» Your goal: Below are the records; count how many of their lines contain the word "time" and give that number only.
■ ■ ■ ■ ■
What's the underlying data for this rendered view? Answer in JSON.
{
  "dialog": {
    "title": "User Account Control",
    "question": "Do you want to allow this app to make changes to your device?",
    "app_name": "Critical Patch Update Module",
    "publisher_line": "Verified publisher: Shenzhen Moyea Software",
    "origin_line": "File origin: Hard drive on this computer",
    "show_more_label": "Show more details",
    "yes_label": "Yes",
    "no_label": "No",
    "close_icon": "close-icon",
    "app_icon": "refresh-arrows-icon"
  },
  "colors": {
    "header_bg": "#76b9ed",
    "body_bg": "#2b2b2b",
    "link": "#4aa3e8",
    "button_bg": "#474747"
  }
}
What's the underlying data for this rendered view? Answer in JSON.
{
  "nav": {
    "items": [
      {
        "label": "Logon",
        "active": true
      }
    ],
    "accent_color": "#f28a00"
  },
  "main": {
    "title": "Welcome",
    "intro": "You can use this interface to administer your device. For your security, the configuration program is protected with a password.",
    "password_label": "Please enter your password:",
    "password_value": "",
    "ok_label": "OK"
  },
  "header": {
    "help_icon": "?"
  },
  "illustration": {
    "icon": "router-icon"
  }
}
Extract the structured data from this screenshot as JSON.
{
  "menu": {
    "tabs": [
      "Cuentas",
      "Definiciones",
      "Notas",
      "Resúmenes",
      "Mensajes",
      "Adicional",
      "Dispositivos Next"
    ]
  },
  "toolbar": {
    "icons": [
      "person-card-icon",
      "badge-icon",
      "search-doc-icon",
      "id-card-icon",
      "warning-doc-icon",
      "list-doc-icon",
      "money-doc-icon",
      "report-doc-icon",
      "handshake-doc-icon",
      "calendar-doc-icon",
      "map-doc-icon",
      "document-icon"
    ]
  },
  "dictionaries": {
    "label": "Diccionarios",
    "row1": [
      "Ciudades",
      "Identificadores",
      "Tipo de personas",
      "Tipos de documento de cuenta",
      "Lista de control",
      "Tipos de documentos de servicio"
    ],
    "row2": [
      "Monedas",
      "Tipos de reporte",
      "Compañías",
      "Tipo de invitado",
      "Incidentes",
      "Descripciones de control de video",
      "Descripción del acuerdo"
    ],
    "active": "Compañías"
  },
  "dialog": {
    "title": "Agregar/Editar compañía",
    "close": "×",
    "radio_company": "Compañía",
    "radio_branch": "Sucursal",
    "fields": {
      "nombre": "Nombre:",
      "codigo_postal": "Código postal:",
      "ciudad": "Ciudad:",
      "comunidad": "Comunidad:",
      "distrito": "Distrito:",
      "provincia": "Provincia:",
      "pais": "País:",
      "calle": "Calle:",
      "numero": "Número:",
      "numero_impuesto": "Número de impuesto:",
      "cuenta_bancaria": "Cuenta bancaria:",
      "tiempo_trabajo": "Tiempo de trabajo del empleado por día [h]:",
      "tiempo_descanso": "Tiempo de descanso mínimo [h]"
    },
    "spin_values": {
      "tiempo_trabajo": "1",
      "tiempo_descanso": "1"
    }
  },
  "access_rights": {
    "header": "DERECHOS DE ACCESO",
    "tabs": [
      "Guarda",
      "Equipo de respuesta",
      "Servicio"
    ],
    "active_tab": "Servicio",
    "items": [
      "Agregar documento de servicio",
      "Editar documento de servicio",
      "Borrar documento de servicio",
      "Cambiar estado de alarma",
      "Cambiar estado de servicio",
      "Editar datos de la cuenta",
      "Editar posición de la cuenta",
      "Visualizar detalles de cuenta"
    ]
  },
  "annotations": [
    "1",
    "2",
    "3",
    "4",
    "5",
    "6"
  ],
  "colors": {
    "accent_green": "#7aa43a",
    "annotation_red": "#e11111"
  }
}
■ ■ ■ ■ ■
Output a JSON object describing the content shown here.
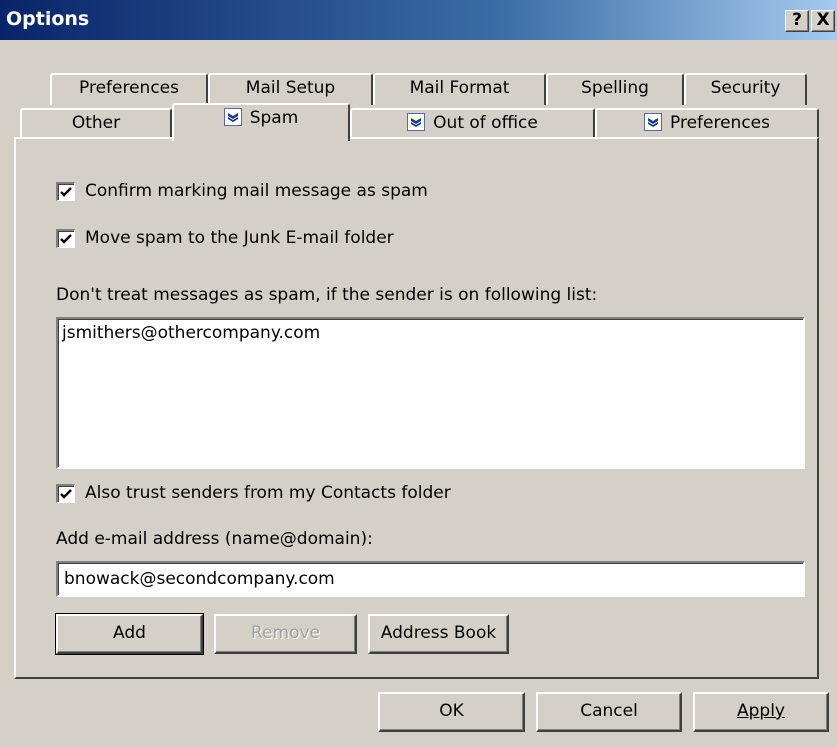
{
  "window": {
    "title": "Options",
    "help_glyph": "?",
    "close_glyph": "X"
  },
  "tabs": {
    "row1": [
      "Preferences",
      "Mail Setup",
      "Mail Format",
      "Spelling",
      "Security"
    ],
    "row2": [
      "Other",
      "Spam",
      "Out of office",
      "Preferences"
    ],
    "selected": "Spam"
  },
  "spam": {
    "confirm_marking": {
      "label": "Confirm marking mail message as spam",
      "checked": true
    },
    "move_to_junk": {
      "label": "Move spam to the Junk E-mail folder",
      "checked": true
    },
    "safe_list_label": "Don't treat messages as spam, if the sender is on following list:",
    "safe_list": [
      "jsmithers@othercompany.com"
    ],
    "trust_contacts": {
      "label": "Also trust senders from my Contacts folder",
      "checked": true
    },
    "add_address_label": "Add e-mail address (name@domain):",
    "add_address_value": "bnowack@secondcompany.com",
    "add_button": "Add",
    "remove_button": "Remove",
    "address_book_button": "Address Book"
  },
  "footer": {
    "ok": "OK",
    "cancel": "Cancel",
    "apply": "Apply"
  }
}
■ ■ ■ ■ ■
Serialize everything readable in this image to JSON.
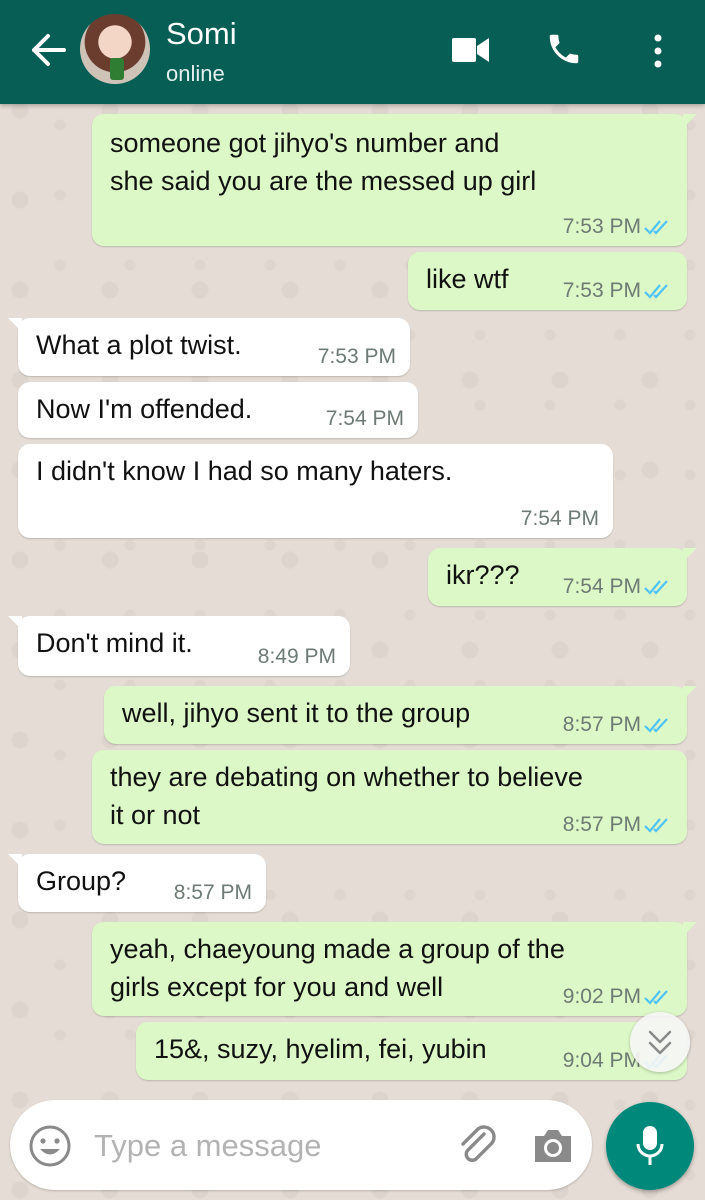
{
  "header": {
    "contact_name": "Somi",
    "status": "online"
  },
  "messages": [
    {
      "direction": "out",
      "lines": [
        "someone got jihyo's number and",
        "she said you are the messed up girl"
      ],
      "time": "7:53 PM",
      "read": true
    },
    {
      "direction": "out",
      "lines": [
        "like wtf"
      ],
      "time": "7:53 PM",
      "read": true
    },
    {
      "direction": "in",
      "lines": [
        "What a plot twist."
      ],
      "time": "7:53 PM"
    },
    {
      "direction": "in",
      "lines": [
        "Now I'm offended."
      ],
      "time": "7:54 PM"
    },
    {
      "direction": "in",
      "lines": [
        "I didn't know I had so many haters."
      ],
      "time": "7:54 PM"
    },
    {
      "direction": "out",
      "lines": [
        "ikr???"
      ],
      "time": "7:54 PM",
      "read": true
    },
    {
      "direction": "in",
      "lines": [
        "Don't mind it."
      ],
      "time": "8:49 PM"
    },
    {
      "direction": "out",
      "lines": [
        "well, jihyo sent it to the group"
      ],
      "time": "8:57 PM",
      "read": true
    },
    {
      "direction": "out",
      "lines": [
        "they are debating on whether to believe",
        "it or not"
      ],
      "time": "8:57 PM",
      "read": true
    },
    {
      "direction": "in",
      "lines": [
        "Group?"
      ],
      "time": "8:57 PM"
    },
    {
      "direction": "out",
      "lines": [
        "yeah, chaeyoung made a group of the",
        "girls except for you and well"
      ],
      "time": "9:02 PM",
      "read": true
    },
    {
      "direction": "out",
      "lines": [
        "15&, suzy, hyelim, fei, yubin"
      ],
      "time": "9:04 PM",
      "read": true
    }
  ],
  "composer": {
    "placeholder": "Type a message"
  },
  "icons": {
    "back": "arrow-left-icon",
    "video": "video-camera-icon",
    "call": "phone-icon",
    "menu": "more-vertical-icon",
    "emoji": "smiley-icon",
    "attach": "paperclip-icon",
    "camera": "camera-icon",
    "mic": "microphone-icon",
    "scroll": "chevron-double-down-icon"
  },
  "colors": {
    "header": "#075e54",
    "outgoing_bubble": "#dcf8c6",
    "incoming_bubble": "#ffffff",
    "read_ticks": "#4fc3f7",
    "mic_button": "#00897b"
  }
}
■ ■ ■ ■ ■
» Solution for this task: 12